An access mode through which the intellectual content of a described resource or adaptation is communicated (i.e., the human sensory perceptual system or cognitive faculty through which a person may process or perceive information).


Example 1 — EPUB 3
<meta property="schema:accessMode">textual</meta>
<meta property="schema:accessMode">visual</meta>
Example 2 — EPUB 2
<meta name="schema:accessMode" content="textual"/>
<meta name="schema:accessMode" content="visual"/>
Example 3 — Audiobooks
"accessMode": ["textual", "visual"]
Example 4 — HTML with RDFa
<meta property="accessMode" content="textual"/>
<meta property="accessMode" content="visual"/>
Example 5 — HTML with microdata
<meta itemprop="accessMode" content="textual"/>
<meta itemprop="accessMode" content="visual"/>


The access mode values identify the default nature of the content. Images and video are visual content, for example. Video clips also typically have audio, so have an auditory mode (as do audio clips). Text content is textual.

Adaptations are not identified using this property, as they are not the primary way that the content is consumed. If adaptations, such as extended descriptions, are provided for the primary content, they are used in determining the sufficient access modes.

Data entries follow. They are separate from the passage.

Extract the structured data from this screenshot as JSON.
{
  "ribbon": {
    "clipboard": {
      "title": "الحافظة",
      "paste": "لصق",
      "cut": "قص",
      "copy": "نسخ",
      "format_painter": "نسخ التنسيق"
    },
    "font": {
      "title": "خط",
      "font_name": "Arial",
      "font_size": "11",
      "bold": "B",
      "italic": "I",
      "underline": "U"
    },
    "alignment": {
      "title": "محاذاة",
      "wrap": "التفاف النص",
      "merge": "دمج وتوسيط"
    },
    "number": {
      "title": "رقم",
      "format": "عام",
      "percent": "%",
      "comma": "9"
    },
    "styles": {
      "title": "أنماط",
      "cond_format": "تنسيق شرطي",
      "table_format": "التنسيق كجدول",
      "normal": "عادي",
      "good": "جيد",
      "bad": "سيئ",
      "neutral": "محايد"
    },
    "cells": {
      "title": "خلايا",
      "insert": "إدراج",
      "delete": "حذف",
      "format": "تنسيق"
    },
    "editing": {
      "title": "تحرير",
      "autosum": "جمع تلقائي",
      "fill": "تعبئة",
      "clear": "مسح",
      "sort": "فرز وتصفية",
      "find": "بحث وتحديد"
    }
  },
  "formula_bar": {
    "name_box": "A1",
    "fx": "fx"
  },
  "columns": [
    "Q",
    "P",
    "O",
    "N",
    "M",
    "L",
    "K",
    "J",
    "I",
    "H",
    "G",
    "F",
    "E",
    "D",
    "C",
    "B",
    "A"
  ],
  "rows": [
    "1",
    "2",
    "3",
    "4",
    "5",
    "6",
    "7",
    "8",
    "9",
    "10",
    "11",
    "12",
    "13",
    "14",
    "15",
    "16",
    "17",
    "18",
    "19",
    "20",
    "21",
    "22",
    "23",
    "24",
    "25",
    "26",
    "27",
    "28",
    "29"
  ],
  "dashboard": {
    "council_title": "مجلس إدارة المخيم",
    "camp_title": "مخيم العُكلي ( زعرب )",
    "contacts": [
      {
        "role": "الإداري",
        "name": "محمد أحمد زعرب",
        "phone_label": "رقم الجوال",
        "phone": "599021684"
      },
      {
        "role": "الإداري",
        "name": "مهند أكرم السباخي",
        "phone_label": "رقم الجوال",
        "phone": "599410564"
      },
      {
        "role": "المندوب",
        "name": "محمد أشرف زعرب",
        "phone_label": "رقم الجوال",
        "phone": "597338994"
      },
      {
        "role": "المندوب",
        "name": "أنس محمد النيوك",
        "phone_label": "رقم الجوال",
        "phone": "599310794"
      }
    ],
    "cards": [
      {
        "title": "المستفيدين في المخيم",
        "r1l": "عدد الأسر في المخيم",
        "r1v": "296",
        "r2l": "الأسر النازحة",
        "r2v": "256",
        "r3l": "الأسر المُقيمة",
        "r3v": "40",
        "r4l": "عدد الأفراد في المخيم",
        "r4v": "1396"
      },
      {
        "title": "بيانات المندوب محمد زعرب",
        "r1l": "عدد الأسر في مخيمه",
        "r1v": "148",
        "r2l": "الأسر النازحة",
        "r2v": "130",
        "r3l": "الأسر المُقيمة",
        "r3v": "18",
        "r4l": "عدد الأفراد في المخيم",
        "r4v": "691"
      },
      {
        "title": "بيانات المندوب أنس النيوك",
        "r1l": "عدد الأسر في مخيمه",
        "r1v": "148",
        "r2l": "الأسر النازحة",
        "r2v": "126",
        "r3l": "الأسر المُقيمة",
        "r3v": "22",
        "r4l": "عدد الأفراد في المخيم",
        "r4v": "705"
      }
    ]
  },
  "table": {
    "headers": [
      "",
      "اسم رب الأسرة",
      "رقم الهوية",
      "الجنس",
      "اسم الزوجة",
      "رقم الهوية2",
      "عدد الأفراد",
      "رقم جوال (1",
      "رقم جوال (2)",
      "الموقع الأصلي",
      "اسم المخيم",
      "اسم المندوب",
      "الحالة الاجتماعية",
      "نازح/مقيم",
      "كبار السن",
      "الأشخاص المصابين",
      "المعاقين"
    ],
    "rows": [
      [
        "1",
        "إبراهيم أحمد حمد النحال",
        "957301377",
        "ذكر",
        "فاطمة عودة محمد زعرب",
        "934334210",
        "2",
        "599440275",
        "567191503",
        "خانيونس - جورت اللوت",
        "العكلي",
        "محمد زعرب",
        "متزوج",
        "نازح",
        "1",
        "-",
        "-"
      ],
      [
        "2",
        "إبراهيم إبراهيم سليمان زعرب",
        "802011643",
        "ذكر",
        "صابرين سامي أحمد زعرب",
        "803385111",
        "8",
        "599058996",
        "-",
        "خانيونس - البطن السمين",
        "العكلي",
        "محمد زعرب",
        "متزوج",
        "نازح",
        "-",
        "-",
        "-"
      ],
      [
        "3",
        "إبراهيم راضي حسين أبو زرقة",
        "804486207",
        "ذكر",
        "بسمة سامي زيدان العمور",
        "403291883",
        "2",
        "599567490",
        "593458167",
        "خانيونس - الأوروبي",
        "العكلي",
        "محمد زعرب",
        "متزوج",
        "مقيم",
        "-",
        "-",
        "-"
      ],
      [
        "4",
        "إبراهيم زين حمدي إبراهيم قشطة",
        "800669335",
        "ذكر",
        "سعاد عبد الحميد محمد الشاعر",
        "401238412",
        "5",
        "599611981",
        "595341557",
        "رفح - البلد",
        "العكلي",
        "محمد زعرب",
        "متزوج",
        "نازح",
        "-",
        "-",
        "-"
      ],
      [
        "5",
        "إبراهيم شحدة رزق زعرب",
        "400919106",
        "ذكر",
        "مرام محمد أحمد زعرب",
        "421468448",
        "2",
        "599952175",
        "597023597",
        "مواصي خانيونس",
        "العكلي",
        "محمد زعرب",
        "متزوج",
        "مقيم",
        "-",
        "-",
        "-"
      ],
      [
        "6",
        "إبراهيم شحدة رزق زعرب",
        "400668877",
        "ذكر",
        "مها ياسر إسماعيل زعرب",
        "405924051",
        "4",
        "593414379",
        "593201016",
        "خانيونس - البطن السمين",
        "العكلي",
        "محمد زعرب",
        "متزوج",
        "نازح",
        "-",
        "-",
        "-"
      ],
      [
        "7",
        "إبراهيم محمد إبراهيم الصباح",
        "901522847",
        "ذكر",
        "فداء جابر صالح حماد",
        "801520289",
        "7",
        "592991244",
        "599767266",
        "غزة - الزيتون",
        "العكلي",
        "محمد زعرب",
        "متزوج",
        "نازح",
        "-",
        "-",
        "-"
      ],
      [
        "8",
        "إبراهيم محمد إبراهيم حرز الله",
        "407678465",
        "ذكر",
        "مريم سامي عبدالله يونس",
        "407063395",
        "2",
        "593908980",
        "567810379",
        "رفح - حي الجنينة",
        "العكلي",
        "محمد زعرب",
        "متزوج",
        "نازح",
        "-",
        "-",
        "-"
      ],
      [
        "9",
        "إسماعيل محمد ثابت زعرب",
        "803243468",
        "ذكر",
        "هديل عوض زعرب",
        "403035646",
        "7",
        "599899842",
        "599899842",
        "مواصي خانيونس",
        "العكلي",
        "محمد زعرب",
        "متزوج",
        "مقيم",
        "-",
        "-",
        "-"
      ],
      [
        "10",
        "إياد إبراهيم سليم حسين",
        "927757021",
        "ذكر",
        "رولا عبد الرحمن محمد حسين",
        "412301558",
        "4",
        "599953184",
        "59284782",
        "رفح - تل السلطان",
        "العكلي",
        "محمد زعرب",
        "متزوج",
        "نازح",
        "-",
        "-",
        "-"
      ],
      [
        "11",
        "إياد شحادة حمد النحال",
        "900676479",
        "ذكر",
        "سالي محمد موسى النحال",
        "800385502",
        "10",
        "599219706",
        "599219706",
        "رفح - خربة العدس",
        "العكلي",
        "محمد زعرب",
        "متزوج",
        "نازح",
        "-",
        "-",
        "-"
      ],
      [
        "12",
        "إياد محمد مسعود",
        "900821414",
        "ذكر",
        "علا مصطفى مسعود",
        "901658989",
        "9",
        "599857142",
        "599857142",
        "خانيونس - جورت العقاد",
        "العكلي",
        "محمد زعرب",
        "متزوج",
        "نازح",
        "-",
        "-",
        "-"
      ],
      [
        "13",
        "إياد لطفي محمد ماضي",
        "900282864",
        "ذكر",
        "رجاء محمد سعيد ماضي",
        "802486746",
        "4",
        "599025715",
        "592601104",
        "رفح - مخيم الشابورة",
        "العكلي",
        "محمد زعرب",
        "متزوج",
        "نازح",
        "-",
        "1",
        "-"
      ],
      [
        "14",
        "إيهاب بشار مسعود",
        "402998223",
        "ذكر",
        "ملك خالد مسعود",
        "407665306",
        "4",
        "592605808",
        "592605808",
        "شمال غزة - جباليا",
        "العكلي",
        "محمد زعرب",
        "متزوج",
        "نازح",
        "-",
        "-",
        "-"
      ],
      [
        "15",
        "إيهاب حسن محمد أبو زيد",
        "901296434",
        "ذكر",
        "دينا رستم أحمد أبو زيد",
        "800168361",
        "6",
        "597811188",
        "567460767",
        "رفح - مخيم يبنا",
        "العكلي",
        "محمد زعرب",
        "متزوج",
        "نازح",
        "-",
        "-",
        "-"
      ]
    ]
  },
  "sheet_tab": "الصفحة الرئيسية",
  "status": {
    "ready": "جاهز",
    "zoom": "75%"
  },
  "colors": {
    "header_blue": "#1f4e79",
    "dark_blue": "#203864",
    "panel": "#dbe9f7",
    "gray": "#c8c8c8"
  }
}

Unless the metadata format used supports lists (e.g., JSON-LD), use a separate property declaration for each access mode. Do not merge the values into a single property using spaces, commas, or other delimiters.

The following values are recommended for this property:


The auditory value is used to indicate that there is an auditory component to the content (e.g., audio tracks on their own or as part of a video, or an audiobook).

The auditory value does not have to be set if the audio does not include information necessary to understand the content (e.g., background noises in an interactive game or mood music).


The tactile value is used to indicate that a publication contains tactile content (e.g., braille-formatted text or tactile images or objects).

This value is typically not applicable outside of accessible republishing.

The value is not used to indicate that text content can be converted to tactile (e.g., using a refreshable braille display).


The textual value is used to indicate that a publication contains text content.

This value is the most commonly used for digital publications, as most pubications contain at least some text content.

If a publication contains images of text, the visual access mode is also set (or set instead, if the publication only contains images of text). If, however, an image format allows the text content to be retained in text form (e.g., SVG), the textual value is also specified.


The visual value is used to indicate that a publication contains visual content such as images, grapics and video.

This value is not set if the visual content does not contain any information necessary to understanding the content (e.g., decorative images).

Related Links